Like millions of us around the country, I watched in absolute horror as it became clear that Donald Trump was going to become the next President of the United States. I’d been so confident that things would go the other direction, that I’d be celebrating Hillary Clinton’s victory with my loved ones. Trump would be defeated, the threat would be over, and we’d finally shatter that glass ceiling and embrace our first female president, a woman who also happens to be the most competent and experienced person ever to run for office.
When Trump’s victory was announced, I entered into the classic 5 Stages of Grief, which consist of Denial, Anger, Bargaining, Depression, and, ultimately, Acceptance.
At first I was in denial. My mind wouldn’t accept that this was happening, and I still imagined Hillary somehow pulling through. Something would turn and this nightmare would be over. We’d still be able to defeat Trump. Love had to win out over hate.
This quickly evolved into anger. Anger that millions of people around the world had voted for a cruel, narcissistic, racist, anti-Semitic, sexist, ableist bully with no political experience, no real plan for improving this country, and a rhetoric of hate and discrimination that’s shaken the entire world. I was angry at the people who didn’t get out to vote for Hillary even though they’d supported her, or at least wanted to vanquish Trump. I was angry at our system, the broken Electoral College that allowed a candidate to win even though he hadn’t gotten the popular vote.
My bargaining stage came more in the form of defeat. Is there any way I can just not wake up tomorrow? Can I move to another country? Can I stay in my room for the next four years, avoiding the internet, living in a bubble so I never actually have to face this horrible reality?
And there, the depression set in. The tears, the helplessness, and the fear of the terrifying unknown. That deep depression lasted into the next day where I moved around in a funk, avoiding social media, keeping myself busy with work and household chores. I ate junk food and watched mindless TV. I couldn’t look at the news or what anyone was saying. I knew my friends and family were grieving too, but I was afraid that adding their grief onto mine would send me over the edge. I needed space to calm down on my own.

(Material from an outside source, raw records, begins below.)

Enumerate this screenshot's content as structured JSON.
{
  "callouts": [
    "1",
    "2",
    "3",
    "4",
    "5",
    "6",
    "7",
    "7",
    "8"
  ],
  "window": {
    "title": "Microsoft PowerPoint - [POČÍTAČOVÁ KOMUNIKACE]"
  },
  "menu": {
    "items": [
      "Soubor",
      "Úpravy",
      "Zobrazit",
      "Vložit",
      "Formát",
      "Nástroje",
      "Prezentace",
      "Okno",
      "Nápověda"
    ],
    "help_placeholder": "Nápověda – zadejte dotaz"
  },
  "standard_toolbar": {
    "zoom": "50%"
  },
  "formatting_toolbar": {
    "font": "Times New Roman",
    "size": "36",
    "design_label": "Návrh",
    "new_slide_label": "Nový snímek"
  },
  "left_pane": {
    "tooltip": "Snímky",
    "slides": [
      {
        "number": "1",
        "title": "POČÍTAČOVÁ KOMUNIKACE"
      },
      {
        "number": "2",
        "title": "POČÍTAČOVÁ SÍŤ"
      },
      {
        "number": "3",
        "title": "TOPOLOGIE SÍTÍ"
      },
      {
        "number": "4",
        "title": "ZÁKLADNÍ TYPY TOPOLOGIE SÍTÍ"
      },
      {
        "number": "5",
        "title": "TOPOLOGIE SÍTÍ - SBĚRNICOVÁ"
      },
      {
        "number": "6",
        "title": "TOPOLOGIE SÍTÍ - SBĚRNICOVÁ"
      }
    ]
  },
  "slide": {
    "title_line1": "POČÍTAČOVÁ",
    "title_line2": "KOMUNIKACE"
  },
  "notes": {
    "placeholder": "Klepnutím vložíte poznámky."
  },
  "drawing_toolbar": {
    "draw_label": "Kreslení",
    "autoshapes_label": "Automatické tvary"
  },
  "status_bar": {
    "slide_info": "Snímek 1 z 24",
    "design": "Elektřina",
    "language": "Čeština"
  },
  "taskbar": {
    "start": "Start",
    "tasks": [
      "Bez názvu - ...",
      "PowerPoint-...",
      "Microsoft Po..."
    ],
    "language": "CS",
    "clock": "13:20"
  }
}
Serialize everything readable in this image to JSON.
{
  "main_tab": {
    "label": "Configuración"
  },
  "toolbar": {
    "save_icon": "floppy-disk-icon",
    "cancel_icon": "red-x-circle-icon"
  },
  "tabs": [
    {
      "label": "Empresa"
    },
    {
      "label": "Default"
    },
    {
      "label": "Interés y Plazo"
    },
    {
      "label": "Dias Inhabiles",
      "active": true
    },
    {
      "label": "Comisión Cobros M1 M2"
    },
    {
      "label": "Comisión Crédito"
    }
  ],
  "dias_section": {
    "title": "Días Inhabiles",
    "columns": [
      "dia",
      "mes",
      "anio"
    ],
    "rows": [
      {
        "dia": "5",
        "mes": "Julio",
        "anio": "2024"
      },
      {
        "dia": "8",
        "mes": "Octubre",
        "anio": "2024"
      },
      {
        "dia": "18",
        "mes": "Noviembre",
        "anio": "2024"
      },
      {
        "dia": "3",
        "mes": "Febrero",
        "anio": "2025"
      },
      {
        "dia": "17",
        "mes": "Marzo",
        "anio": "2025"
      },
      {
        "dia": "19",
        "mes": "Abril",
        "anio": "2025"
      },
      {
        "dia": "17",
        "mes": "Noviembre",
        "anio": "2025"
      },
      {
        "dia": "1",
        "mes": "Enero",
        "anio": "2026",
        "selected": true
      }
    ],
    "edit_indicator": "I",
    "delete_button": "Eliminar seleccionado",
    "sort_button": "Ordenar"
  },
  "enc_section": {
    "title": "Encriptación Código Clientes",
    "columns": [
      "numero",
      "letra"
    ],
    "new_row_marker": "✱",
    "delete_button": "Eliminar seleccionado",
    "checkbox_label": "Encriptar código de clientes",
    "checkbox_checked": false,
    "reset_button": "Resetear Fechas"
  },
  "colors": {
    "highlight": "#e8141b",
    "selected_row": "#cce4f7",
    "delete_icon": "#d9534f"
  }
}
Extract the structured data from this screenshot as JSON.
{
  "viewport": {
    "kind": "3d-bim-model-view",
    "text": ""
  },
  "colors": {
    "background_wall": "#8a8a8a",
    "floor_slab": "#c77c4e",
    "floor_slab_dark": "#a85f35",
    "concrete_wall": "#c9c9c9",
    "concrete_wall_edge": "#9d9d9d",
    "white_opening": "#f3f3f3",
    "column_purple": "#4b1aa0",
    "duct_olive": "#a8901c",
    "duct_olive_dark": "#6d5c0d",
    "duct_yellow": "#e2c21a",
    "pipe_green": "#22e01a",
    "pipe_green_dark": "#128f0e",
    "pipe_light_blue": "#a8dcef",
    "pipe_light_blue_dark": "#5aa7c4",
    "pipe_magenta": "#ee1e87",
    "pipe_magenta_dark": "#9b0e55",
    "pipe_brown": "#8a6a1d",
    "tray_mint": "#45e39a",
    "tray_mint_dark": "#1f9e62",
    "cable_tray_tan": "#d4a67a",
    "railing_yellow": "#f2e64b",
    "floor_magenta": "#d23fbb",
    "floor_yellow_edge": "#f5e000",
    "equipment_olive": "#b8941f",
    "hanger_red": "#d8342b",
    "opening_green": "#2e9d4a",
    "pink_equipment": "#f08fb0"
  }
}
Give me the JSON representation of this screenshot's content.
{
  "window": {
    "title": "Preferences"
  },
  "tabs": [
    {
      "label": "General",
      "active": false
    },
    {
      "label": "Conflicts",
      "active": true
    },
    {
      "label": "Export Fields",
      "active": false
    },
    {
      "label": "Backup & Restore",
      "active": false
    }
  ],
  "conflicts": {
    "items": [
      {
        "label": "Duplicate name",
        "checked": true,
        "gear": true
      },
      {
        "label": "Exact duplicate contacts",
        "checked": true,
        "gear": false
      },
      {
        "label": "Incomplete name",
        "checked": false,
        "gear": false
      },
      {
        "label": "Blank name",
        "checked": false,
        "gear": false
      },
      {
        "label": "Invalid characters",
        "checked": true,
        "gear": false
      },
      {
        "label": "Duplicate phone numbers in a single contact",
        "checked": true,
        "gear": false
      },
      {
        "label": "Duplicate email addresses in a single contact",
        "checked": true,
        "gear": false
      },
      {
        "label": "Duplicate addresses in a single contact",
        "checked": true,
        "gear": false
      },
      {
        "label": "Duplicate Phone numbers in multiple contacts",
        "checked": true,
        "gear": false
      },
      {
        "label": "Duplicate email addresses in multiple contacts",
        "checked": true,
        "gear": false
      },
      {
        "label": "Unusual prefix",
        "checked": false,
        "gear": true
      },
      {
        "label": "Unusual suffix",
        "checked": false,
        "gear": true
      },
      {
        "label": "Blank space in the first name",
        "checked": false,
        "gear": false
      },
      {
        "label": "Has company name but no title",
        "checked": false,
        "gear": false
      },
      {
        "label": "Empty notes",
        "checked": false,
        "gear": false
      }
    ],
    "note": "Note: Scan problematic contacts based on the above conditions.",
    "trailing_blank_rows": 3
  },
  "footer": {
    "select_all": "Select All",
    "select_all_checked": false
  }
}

Now that I’ve had time to process, the depression has lifted a little, enough for me to begin to engage with the world again. The next step of the 5 Stages of Grief process should be acceptance. I’m supposed to accept that Donald Trump will be our next president and begin to heal and move on.
I comprehend his victory intellectually and factually, and I will eventually come to terms with the reality of a Trump presidency. I’m not going to say or pretend that he isn’t the president. Doing that would be both petty and self-defeating.
But I will never, ever accept what Donald Trump stands for. That acceptance would mean surrendering to animosity and bias. That acceptance would make me complacent, allow me to throw my hands up and say, “I guess this is our country now. Everything we’ve fought for in the past means nothing.”
I won’t accept that, and I hope you won’t either. It will take time to grieve this loss and the future we hoped for. But eventually, we’ll all need to pick ourselves up and continue fighting however we can. There are millions of us who didn’t want this, and we still have a voice. The president is just the president. We still have power in this world, especially when we unite and work together. We’ve overcome so much in the past, and we can’t let this country slide backwards and lose the equality and rights that we’ve fought so hard for.
It will take time, and this will hurt a lot. That is something I will accept. This is a terrible setback in many ways. But I will not accept defeat. I will not accept Trump’s mission or ideologies. I will not accept that this world is broken beyond repair. That kind of acceptance is dangerous. That helplessness will keep us trapped while everything falls apart. We have to continue to choose love over hate and come together to make things better.
We need to survive.
We need to stick together.
And we need to fight.